Sunday, 6 May 2012

Raspberry PI first impressions

I received my PI on the Friday although not desperately seeking one I was fortunate to be in the second batch. The packing was simple, consisting of a padded envelope containing in small cardboard box. The PI is smaller than I expected and its actually the same size as credit card which I over laid to prove. The dual USB connectors result in an overall height of around 15mm.

The PI is powered through a micro usb socket and there's no on/off switch which long term makes me dubious of the longevity of the socket. I'm surprised no has produced a usb cable with an in-line switch or may be a case with this feature.

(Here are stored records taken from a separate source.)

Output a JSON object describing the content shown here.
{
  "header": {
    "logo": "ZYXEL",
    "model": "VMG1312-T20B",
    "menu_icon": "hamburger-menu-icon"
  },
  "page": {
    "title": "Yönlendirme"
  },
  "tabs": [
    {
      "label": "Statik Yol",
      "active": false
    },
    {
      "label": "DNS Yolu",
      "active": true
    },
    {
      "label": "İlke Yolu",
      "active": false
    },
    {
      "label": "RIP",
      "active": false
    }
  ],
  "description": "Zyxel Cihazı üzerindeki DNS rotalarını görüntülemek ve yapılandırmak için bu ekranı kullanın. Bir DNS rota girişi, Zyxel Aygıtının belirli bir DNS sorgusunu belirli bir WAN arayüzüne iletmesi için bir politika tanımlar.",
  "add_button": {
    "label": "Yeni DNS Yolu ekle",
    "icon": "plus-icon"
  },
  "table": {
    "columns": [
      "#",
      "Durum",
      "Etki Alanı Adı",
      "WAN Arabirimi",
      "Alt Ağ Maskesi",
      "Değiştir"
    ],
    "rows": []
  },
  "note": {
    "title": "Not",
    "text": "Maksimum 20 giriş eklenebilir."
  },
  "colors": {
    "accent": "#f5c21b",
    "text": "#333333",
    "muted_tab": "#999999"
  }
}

If the PI is aimed at the younger generation that I'd expect this to be an very useful feature.

My initial setup consisted of a cheap 1A PSU along with a usb keyboard/mouse and the HDMI output fed to DVI monitor. Deploying the debian build is relatively painless as long as you are PC literature to do so. I found the PI to be slow at booting and Debian although workable slightly basic. If  you are looking to use the PI as cheap 'Browsing' solution then its not for you! The default Midori just about manages to display pages and a little patience is required. This does bring me onto another point, if we expect kids to use these for projects then I suppose you would expect to 'google' while developing. Not sure how practical it is to do both on the PI.

Next I moved onto the Arch Linux image, having being introduced to Arch while working on my O2 Joggler and I had higher hopes of its usability although potentially it require more effort to deploy a usable build. Furthermore the ARM port is not as mature as the x86 builds. Arch Linux definitely runs faster although again the booting is slow. I got LXDE up and running although Midori and NetSurf browser failed to start when launched and I didn't have time to debug the issue.

I also tried to use the PI which a powered laptop usb hub (Targus), I plugged an old PS/2 keyboard and mouse into the hub. These wouldn't work with the PI again something that may need to be addressed if we want to these to be deployed in schools where older PC equipment may be prevalent.

I purchased the PI for 2 reasons, firstly as a 'cheap' development board for my own hobby use and secondly as an introduction for my young children to software development.

On the first point I have a number of uses of the PI  for my hobby projects. Even then I think theres probably a fair  percentage of potential purchasers who may be disappointed as the PI is relatively low spec ARM board.

On the second point the juries out. I'd say there's a fair bit of knowledge required to configure the PI as the kid friendly device, as of now I'd say the software isn't there. However I guess this is where innovation and creativity comes into the picture, so I'll have to find a way to make it kid friendly!